Week 10 NCFE Photography
This week, we began our class by looking at everyone’s blogs, as usual… Lots of great images there. I think I can really see other peoples progress 🙂
We touched briefly on filters and the different types that there are. In the days of film photography, we used colour filters, but most of these effects are now added during post editing. More on that later…
There are only really a couple of types of filters used now.
UV filter – Only protects your lens. An Ultraviolet filter does not allow ultraviolet light in to ypur lens, and also helps protect your lens from dust/ scratches and may even afford some protection if you drop the lens (although don’t quote me on that…)
ND Filters + Neutral Density filters. Will not change colours. They are always grey and are used for prolonging the exposure. Use them on bright days, or to slow down the effect of moving waters.
ND Graduated Filters – for landscape/seascape photography, i.e. a nicely defined horizon.
Polarizing Filters – Uses: to minimise reflections and to reduce reflections on non metallic surfaces. Used for shooting through windows (with a camera, of course), to taking pictures of water, where reflections may be distracting. When shooting in fine weather conditions, to reduce glare and make the sky darker, although this will largely depend on the position from the sun. Colours will appear bolder, and more saturated.
Then our class started to work with Image Manipulation. Now anyone who knows me, knows that I am a bit phobic about computers (phones, yep … but computers 😦 ) So I have been somewhat dreading this part of the course. The software we are using at college is Adobe Bridge, a ‘free’ editing suite.
RAW vs Jpeg (image from Google)
We are working from RAW files. A raw file records only what is seen by the camera sensor, and is therefore a pure image. There is huge advantage to working with RAW files, in that you can edit completely from scratch. Although a Jpeg has a smaller file size, The disadvantage of a Jpeg is that they can save ‘noise’ or distortion. They are not so easily edited as they are already compressed images.
Selecting some of our own images, we used Adobe Bridge to edit and manipulate the images.

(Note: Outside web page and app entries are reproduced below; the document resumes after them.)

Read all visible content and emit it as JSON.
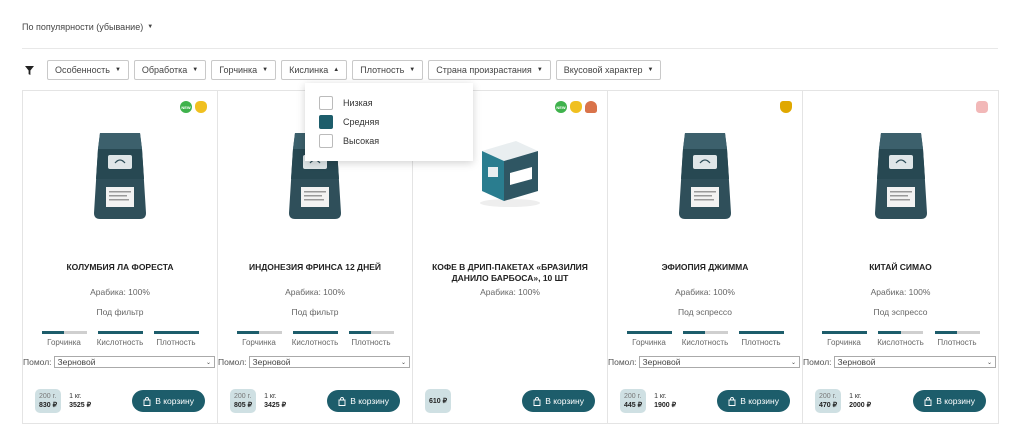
{
  "sort": {
    "label": "По популярности (убывание)"
  },
  "filters": [
    {
      "label": "Особенность"
    },
    {
      "label": "Обработка"
    },
    {
      "label": "Горчинка"
    },
    {
      "label": "Кислинка"
    },
    {
      "label": "Плотность"
    },
    {
      "label": "Страна произрастания"
    },
    {
      "label": "Вкусовой характер"
    }
  ],
  "acidity_dropdown": {
    "options": [
      {
        "label": "Низкая",
        "checked": false
      },
      {
        "label": "Средняя",
        "checked": true
      },
      {
        "label": "Высокая",
        "checked": false
      }
    ]
  },
  "colors": {
    "accent": "#1d5d6b",
    "price_bg": "#cfe0e3"
  },
  "bar_labels": {
    "bitterness": "Горчинка",
    "acidity": "Кислотность",
    "density": "Плотность"
  },
  "grind_label": "Помол:",
  "products": [
    {
      "name": "КОЛУМБИЯ ЛА ФОРЕСТА",
      "arabica": "Арабика: 100%",
      "method": "Под фильтр",
      "badges": [
        "new-icon",
        "pineapple-icon"
      ],
      "levels": {
        "bitterness": 0.5,
        "acidity": 1.0,
        "density": 1.0
      },
      "grind": "Зерновой",
      "small_weight": "200 г.",
      "small_price": "830 ₽",
      "big_weight": "1 кг.",
      "big_price": "3525 ₽",
      "button": "В корзину",
      "image": "coffee-bag"
    },
    {
      "name": "ИНДОНЕЗИЯ ФРИНСА 12 ДНЕЙ",
      "arabica": "Арабика: 100%",
      "method": "Под фильтр",
      "badges": [],
      "levels": {
        "bitterness": 0.5,
        "acidity": 1.0,
        "density": 0.5
      },
      "grind": "Зерновой",
      "small_weight": "200 г.",
      "small_price": "805 ₽",
      "big_weight": "1 кг.",
      "big_price": "3425 ₽",
      "button": "В корзину",
      "image": "coffee-bag"
    },
    {
      "name": "КОФЕ В ДРИП-ПАКЕТАХ «БРАЗИЛИЯ ДАНИЛО БАРБОСА», 10 ШТ",
      "arabica": "Арабика: 100%",
      "method": "",
      "badges": [
        "new-icon",
        "pineapple-icon",
        "mushroom-icon"
      ],
      "levels": null,
      "grind": null,
      "single_price": "610 ₽",
      "button": "В корзину",
      "image": "drip-box"
    },
    {
      "name": "ЭФИОПИЯ ДЖИММА",
      "arabica": "Арабика: 100%",
      "method": "Под эспрессо",
      "badges": [
        "trophy-icon"
      ],
      "levels": {
        "bitterness": 1.0,
        "acidity": 0.5,
        "density": 1.0
      },
      "grind": "Зерновой",
      "small_weight": "200 г.",
      "small_price": "445 ₽",
      "big_weight": "1 кг.",
      "big_price": "1900 ₽",
      "button": "В корзину",
      "image": "coffee-bag"
    },
    {
      "name": "КИТАЙ СИМАО",
      "arabica": "Арабика: 100%",
      "method": "Под эспрессо",
      "badges": [
        "thumbs-up-icon"
      ],
      "levels": {
        "bitterness": 1.0,
        "acidity": 0.5,
        "density": 0.5
      },
      "grind": "Зерновой",
      "small_weight": "200 г.",
      "small_price": "470 ₽",
      "big_weight": "1 кг.",
      "big_price": "2000 ₽",
      "button": "В корзину",
      "image": "coffee-bag"
    }
  ]
}
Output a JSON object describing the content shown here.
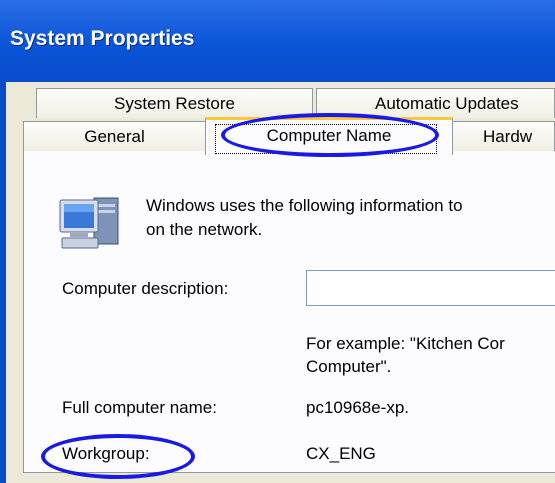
{
  "window": {
    "title": "System Properties"
  },
  "tabs": {
    "back_row": [
      "System Restore",
      "Automatic Updates"
    ],
    "front_row": [
      "General",
      "Computer Name",
      "Hardw"
    ],
    "active": "Computer Name"
  },
  "panel": {
    "info_line1": "Windows uses the following information to",
    "info_line2": "on the network.",
    "description_label": "Computer description:",
    "description_value": "",
    "example_line1": "For example: \"Kitchen Cor",
    "example_line2": "Computer\".",
    "full_name_label": "Full computer name:",
    "full_name_value": "pc10968e-xp.",
    "workgroup_label": "Workgroup:",
    "workgroup_value": "CX_ENG"
  },
  "annotation_color": "#1a1ae6",
  "icons": {
    "computer": "computer-icon"
  }
}
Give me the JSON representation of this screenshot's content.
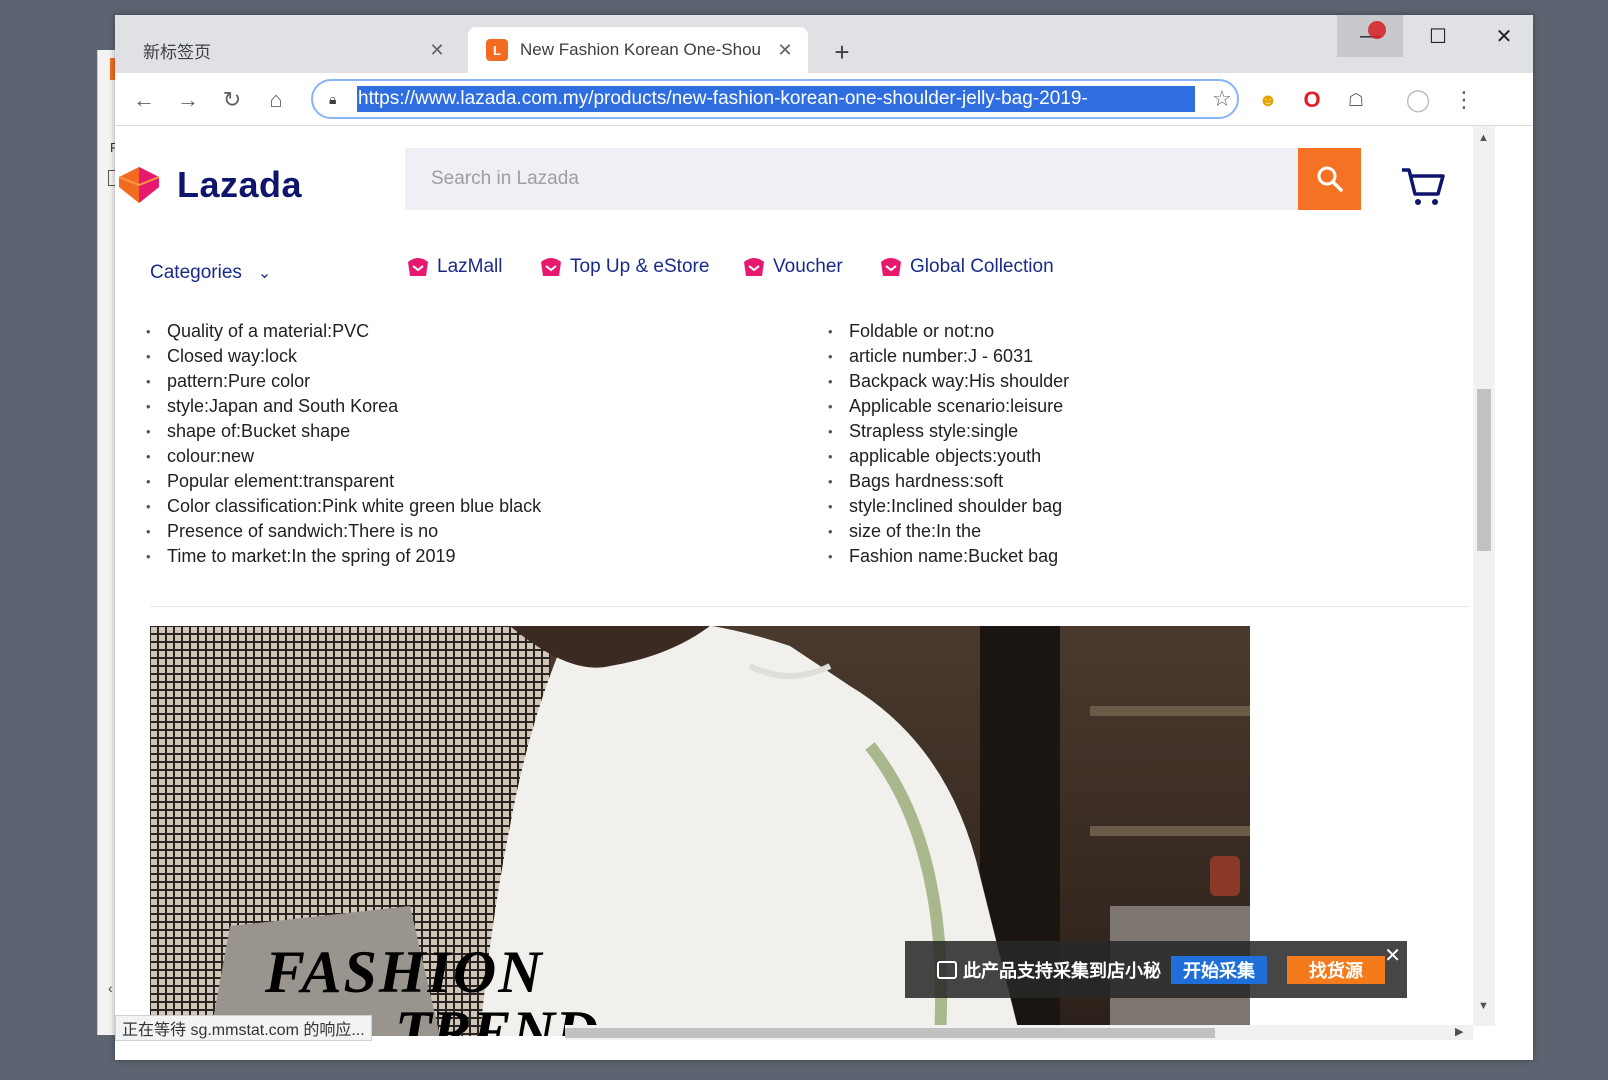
{
  "tabs": [
    {
      "title": "新标签页",
      "active": false
    },
    {
      "title": "New Fashion Korean One-Shou",
      "active": true
    }
  ],
  "address": {
    "url": "https://www.lazada.com.my/products/new-fashion-korean-one-shoulder-jelly-bag-2019-"
  },
  "site": {
    "logo_text": "Lazada",
    "search_placeholder": "Search in Lazada",
    "categories_label": "Categories",
    "nav": [
      "LazMall",
      "Top Up & eStore",
      "Voucher",
      "Global Collection"
    ]
  },
  "specs_left": [
    "Quality of a material:PVC",
    "Closed way:lock",
    "pattern:Pure color",
    "style:Japan and South Korea",
    "shape of:Bucket shape",
    "colour:new",
    "Popular element:transparent",
    "Color classification:Pink white green blue black",
    "Presence of sandwich:There is no",
    "Time to market:In the spring of 2019"
  ],
  "specs_right": [
    "Foldable or not:no",
    "article number:J - 6031",
    "Backpack way:His shoulder",
    "Applicable scenario:leisure",
    "Strapless style:single",
    "applicable objects:youth",
    "Bags hardness:soft",
    "style:Inclined shoulder bag",
    "size of the:In the",
    "Fashion name:Bucket bag"
  ],
  "image_text": {
    "line1": "FASHION",
    "line2": "TREND"
  },
  "status_text": "正在等待 sg.mmstat.com 的响应...",
  "popup": {
    "message": "此产品支持采集到店小秘",
    "btn_collect": "开始采集",
    "btn_source": "找货源"
  },
  "colors": {
    "brand_orange": "#f57224",
    "brand_navy": "#0f146d",
    "selection_blue": "#2f6ee0"
  }
}
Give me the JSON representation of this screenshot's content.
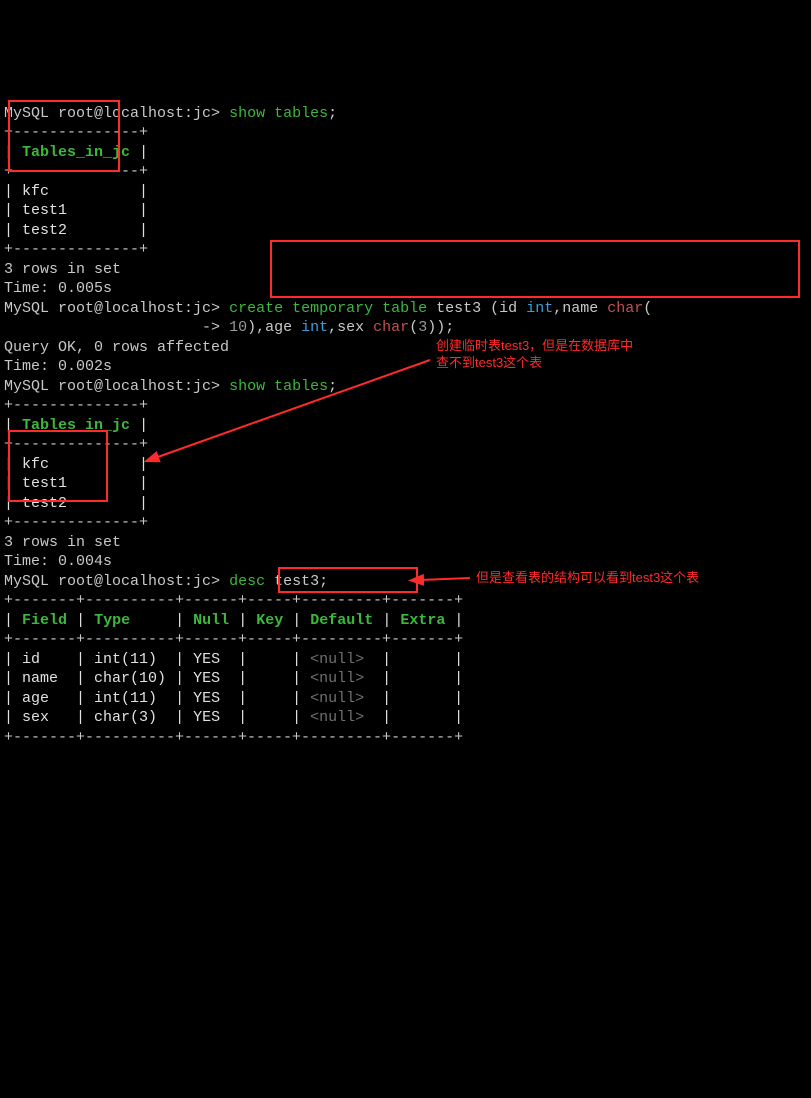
{
  "prompt": "MySQL root@localhost:jc>",
  "cont_prompt": "->",
  "cmd1": "show tables",
  "semi": ";",
  "tables_header": "Tables_in_jc",
  "tables_sep": "+--------------+",
  "tables": [
    "kfc",
    "test1",
    "test2"
  ],
  "rows_msg1": "3 rows in set",
  "time1": "Time: 0.005s",
  "cmd2_parts": {
    "p1": "create temporary table",
    "name": "test3",
    "open": "(id",
    "int": "int",
    "comma_name": ",name",
    "char": "char",
    "paren1": "(",
    "num10": "10",
    "close_age": "),age",
    "comma_sex": ",sex",
    "paren3": "(",
    "num3": "3",
    "close_all": "));"
  },
  "query_ok": "Query OK, 0 rows affected",
  "time2": "Time: 0.002s",
  "rows_msg2": "3 rows in set",
  "time3": "Time: 0.004s",
  "cmd3": "desc",
  "cmd3_arg": "test3",
  "desc_sep": "+-------+----------+------+-----+---------+-------+",
  "desc_headers": [
    "Field",
    "Type",
    "Null",
    "Key",
    "Default",
    "Extra"
  ],
  "desc_rows": [
    {
      "field": "id",
      "type": "int(11)",
      "null": "YES",
      "key": "",
      "default": "<null>",
      "extra": ""
    },
    {
      "field": "name",
      "type": "char(10)",
      "null": "YES",
      "key": "",
      "default": "<null>",
      "extra": ""
    },
    {
      "field": "age",
      "type": "int(11)",
      "null": "YES",
      "key": "",
      "default": "<null>",
      "extra": ""
    },
    {
      "field": "sex",
      "type": "char(3)",
      "null": "YES",
      "key": "",
      "default": "<null>",
      "extra": ""
    }
  ],
  "annot1_l1": "创建临时表test3，但是在数据库中",
  "annot1_l2": "查不到test3这个表",
  "annot2": "但是查看表的结构可以看到test3这个表"
}
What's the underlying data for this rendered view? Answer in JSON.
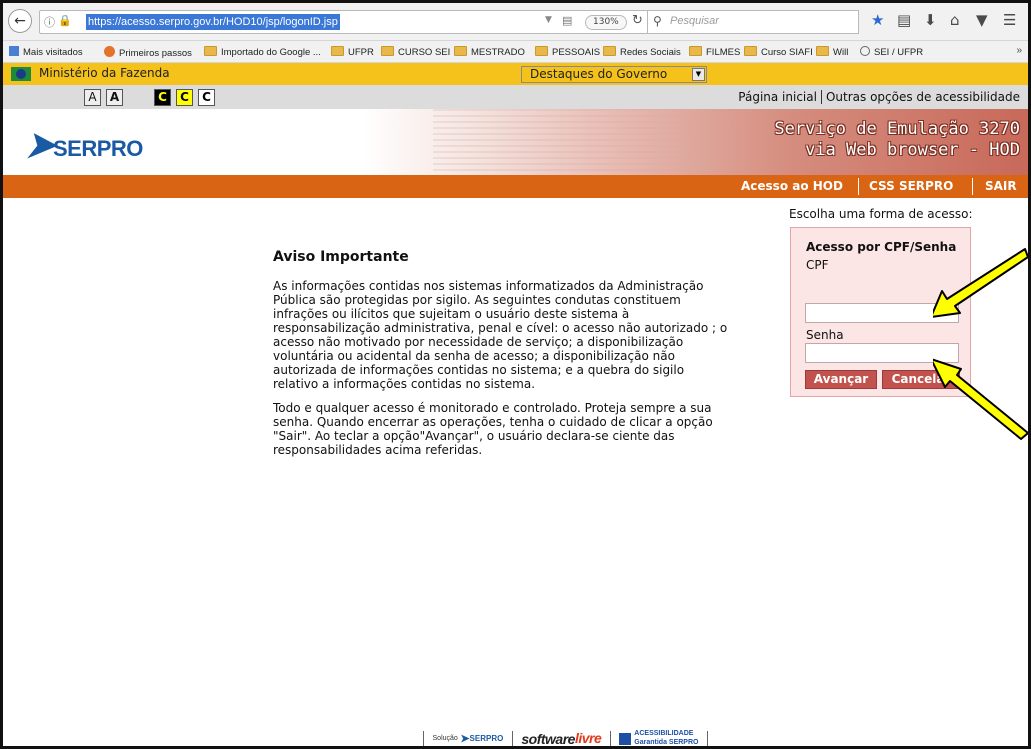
{
  "browser": {
    "url": "https://acesso.serpro.gov.br/HOD10/jsp/logonID.jsp",
    "zoom": "130%",
    "search_placeholder": "Pesquisar"
  },
  "bookmarks": [
    {
      "label": "Mais visitados",
      "icon": "mais-visitados-icon"
    },
    {
      "label": "Primeiros passos",
      "icon": "firefox-icon"
    },
    {
      "label": "Importado do Google ...",
      "icon": "folder-icon"
    },
    {
      "label": "UFPR",
      "icon": "folder-icon"
    },
    {
      "label": "CURSO SEI",
      "icon": "folder-icon"
    },
    {
      "label": "MESTRADO",
      "icon": "folder-icon"
    },
    {
      "label": "PESSOAIS",
      "icon": "folder-icon"
    },
    {
      "label": "Redes Sociais",
      "icon": "folder-icon"
    },
    {
      "label": "FILMES",
      "icon": "folder-icon"
    },
    {
      "label": "Curso SIAFI",
      "icon": "folder-icon"
    },
    {
      "label": "Will",
      "icon": "folder-icon"
    },
    {
      "label": "SEI / UFPR",
      "icon": "globe-icon"
    }
  ],
  "gov_bar": {
    "ministry": "Ministério da Fazenda",
    "select_value": "Destaques do Governo"
  },
  "accessibility": {
    "font_buttons": [
      "A",
      "A"
    ],
    "contrast_buttons": [
      "C",
      "C",
      "C"
    ],
    "home_link": "Página inicial",
    "other_options": "Outras opções de acessibilidade"
  },
  "header": {
    "logo_text": "SERPRO",
    "title_line1": "Serviço de Emulação 3270",
    "title_line2": "via Web browser - HOD"
  },
  "nav": {
    "hod": "Acesso ao HOD",
    "css": "CSS SERPRO",
    "exit": "SAIR"
  },
  "notice": {
    "title": "Aviso Importante",
    "paragraph1": "As informações contidas nos sistemas informatizados da Administração Pública são protegidas por sigilo. As seguintes condutas constituem infrações ou ilícitos que sujeitam o usuário deste sistema à responsabilização administrativa, penal e cível: o acesso não autorizado ; o acesso não motivado por necessidade de serviço; a disponibilização voluntária ou acidental da senha de acesso; a disponibilização não autorizada de informações contidas no sistema; e a quebra do sigilo relativo a informações contidas no sistema.",
    "paragraph2": "Todo e qualquer acesso é monitorado e controlado. Proteja sempre a sua senha. Quando encerrar as operações, tenha o cuidado de clicar a opção \"Sair\". Ao teclar a opção\"Avançar\", o usuário declara-se ciente das responsabilidades acima referidas."
  },
  "login": {
    "prompt": "Escolha uma forma de acesso:",
    "box_title": "Acesso por CPF/Senha",
    "cpf_label": "CPF",
    "cpf_value": "",
    "password_label": "Senha",
    "password_value": "",
    "submit": "Avançar",
    "cancel": "Cancelar"
  },
  "footer": {
    "solution_prefix": "Solução",
    "serpro": "SERPRO",
    "software_a": "software",
    "software_b": "livre",
    "acc_line1": "ACESSIBILIDADE",
    "acc_line2": "Garantida SERPRO"
  },
  "colors": {
    "gov_yellow": "#f4c21b",
    "nav_orange": "#d96413",
    "serpro_blue": "#1a5aa5",
    "login_bg": "#fbe5e5",
    "button_red": "#c1524e",
    "annotation_yellow": "#ffff00"
  }
}
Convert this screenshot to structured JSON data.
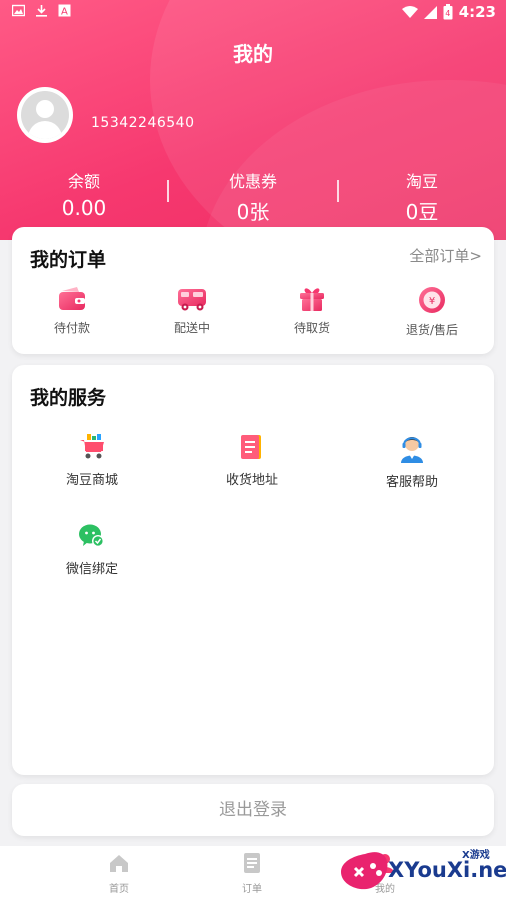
{
  "status_bar": {
    "time": "4:23",
    "battery_level": "4"
  },
  "header": {
    "title": "我的",
    "phone": "15342246540",
    "stats": [
      {
        "label": "余额",
        "value": "0.00"
      },
      {
        "label": "优惠券",
        "value": "0张"
      },
      {
        "label": "淘豆",
        "value": "0豆"
      }
    ]
  },
  "orders": {
    "title": "我的订单",
    "all_link": "全部订单>",
    "items": [
      {
        "label": "待付款",
        "icon": "wallet-icon"
      },
      {
        "label": "配送中",
        "icon": "truck-icon"
      },
      {
        "label": "待取货",
        "icon": "gift-icon"
      },
      {
        "label": "退货/售后",
        "icon": "refund-icon"
      }
    ]
  },
  "services": {
    "title": "我的服务",
    "items": [
      {
        "label": "淘豆商城",
        "icon": "cart-icon"
      },
      {
        "label": "收货地址",
        "icon": "address-book-icon"
      },
      {
        "label": "客服帮助",
        "icon": "customer-service-icon"
      },
      {
        "label": "微信绑定",
        "icon": "wechat-icon"
      }
    ]
  },
  "logout_label": "退出登录",
  "tabbar": [
    {
      "label": "首页",
      "icon": "home-icon"
    },
    {
      "label": "订单",
      "icon": "orders-icon"
    },
    {
      "label": "我的",
      "icon": "profile-icon"
    }
  ],
  "watermark": {
    "text": "XYouXi.net",
    "small": "X游戏"
  },
  "colors": {
    "brand": "#f6386f",
    "accent_orange": "#ff7a3d"
  }
}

Now, although I’ve already said I am a little, ahem….
reticent? scared of? …No, hopeless with computers, I found it relatively straightforward, and very quickly felt comfortable with changing colours, contrast, highlights and shadows and making vignettes (softly darkened edges to the image.) Thrilled with the results, I saved them to my file at college, and then hurried home, to work on some more images only to find that I cannot edit with Adobe Bridge at home, since you also need to purchase Photoshop!
So, after much stressing and maybe a little cursing and probably a sense of humour failure… I have installed a software called Raw Therapee (it’s free and fairly straightforward to navigate – even for me! ..although having had prior experience with Adobe Bridge may have helped.)
Personally, I didn’t find it quite as exciting as Adobe Bridge in that I felt that some of the controls I was used to using at college, with Adobe Bridge are not the same, and it doesn’t appear to have quite the range of effects, but I’ll talk to my tutor about that tomorrow.
Here you can see some of the images I’ve worked on, this evening…. All from the ‘comfort’ of my tripod carrier’s office chair!
Dark and broody
You may remember, our end of course assignment is to take a series of 5 images with the subject Natural/Man-made
I have thought and thought, and brainstormed: The sea and sea defenses (I’m really rather far from the sea right now…) Long roads and landscape (..same problem) Cobwebs on frozen fences (..maybe) Sheep – sweater (Hah! I’m a knitter…so, promising 😉 ) and even taken ‘sketchbook snapshots’ on my mobile phone whilst out walking.. but I think I’m not completely decided yet….
To be continued…